Work item: Skip the pictures and return every entry exactly as written.

Information:
- - -

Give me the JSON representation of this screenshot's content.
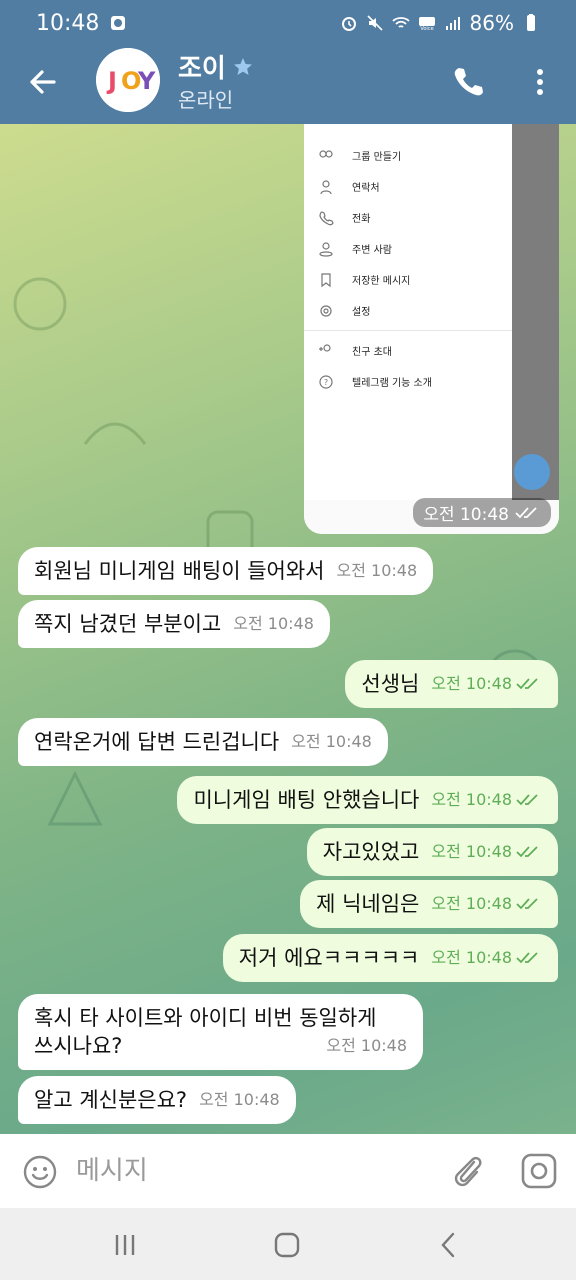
{
  "status_bar": {
    "time": "10:48",
    "battery": "86%"
  },
  "header": {
    "name": "조이",
    "status": "온라인",
    "avatar_text": "JOY"
  },
  "screenshot_menu": {
    "items": [
      {
        "label": "그룹 만들기",
        "icon": "group-icon"
      },
      {
        "label": "연락처",
        "icon": "person-icon"
      },
      {
        "label": "전화",
        "icon": "phone-icon"
      },
      {
        "label": "주변 사람",
        "icon": "nearby-icon"
      },
      {
        "label": "저장한 메시지",
        "icon": "bookmark-icon"
      },
      {
        "label": "설정",
        "icon": "settings-icon"
      }
    ],
    "items2": [
      {
        "label": "친구 초대",
        "icon": "invite-icon"
      },
      {
        "label": "텔레그램 기능 소개",
        "icon": "help-icon"
      }
    ],
    "time": "오전 10:48"
  },
  "messages": [
    {
      "dir": "in",
      "text": "회원님 미니게임 배팅이 들어와서",
      "time": "오전 10:48"
    },
    {
      "dir": "in",
      "text": "쪽지 남겼던 부분이고",
      "time": "오전 10:48"
    },
    {
      "dir": "out",
      "text": "선생님",
      "time": "오전 10:48"
    },
    {
      "dir": "in",
      "text": "연락온거에 답변 드린겁니다",
      "time": "오전 10:48"
    },
    {
      "dir": "out",
      "text": "미니게임 배팅 안했습니다",
      "time": "오전 10:48"
    },
    {
      "dir": "out",
      "text": "자고있었고",
      "time": "오전 10:48"
    },
    {
      "dir": "out",
      "text": "제 닉네임은",
      "time": "오전 10:48"
    },
    {
      "dir": "out",
      "text": "저거 에요ㅋㅋㅋㅋㅋ",
      "time": "오전 10:48"
    },
    {
      "dir": "in",
      "text": "혹시 타 사이트와 아이디 비번 동일하게",
      "text2": "쓰시나요?",
      "time": "오전 10:48"
    },
    {
      "dir": "in",
      "text": "알고 계신분은요?",
      "time": "오전 10:48"
    }
  ],
  "input": {
    "placeholder": "메시지"
  },
  "colors": {
    "header": "#517da2",
    "outgoing_bubble": "#effdde",
    "incoming_bubble": "#ffffff",
    "check_green": "#5fae57"
  }
}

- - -

Answer area:
Give me the JSON representation of this screenshot's content.
{
  "status_bar": {
    "time": "10:48",
    "battery": "86%"
  },
  "header": {
    "name": "조이",
    "status": "온라인",
    "avatar_text": "JOY"
  },
  "screenshot_menu": {
    "items": [
      {
        "label": "그룹 만들기",
        "icon": "group-icon"
      },
      {
        "label": "연락처",
        "icon": "person-icon"
      },
      {
        "label": "전화",
        "icon": "phone-icon"
      },
      {
        "label": "주변 사람",
        "icon": "nearby-icon"
      },
      {
        "label": "저장한 메시지",
        "icon": "bookmark-icon"
      },
      {
        "label": "설정",
        "icon": "settings-icon"
      }
    ],
    "items2": [
      {
        "label": "친구 초대",
        "icon": "invite-icon"
      },
      {
        "label": "텔레그램 기능 소개",
        "icon": "help-icon"
      }
    ],
    "time": "오전 10:48"
  },
  "messages": [
    {
      "dir": "in",
      "text": "회원님 미니게임 배팅이 들어와서",
      "time": "오전 10:48"
    },
    {
      "dir": "in",
      "text": "쪽지 남겼던 부분이고",
      "time": "오전 10:48"
    },
    {
      "dir": "out",
      "text": "선생님",
      "time": "오전 10:48"
    },
    {
      "dir": "in",
      "text": "연락온거에 답변 드린겁니다",
      "time": "오전 10:48"
    },
    {
      "dir": "out",
      "text": "미니게임 배팅 안했습니다",
      "time": "오전 10:48"
    },
    {
      "dir": "out",
      "text": "자고있었고",
      "time": "오전 10:48"
    },
    {
      "dir": "out",
      "text": "제 닉네임은",
      "time": "오전 10:48"
    },
    {
      "dir": "out",
      "text": "저거 에요ㅋㅋㅋㅋㅋ",
      "time": "오전 10:48"
    },
    {
      "dir": "in",
      "text": "혹시 타 사이트와 아이디 비번 동일하게",
      "text2": "쓰시나요?",
      "time": "오전 10:48"
    },
    {
      "dir": "in",
      "text": "알고 계신분은요?",
      "time": "오전 10:48"
    }
  ],
  "input": {
    "placeholder": "메시지"
  },
  "colors": {
    "header": "#517da2",
    "outgoing_bubble": "#effdde",
    "incoming_bubble": "#ffffff",
    "check_green": "#5fae57"
  }
}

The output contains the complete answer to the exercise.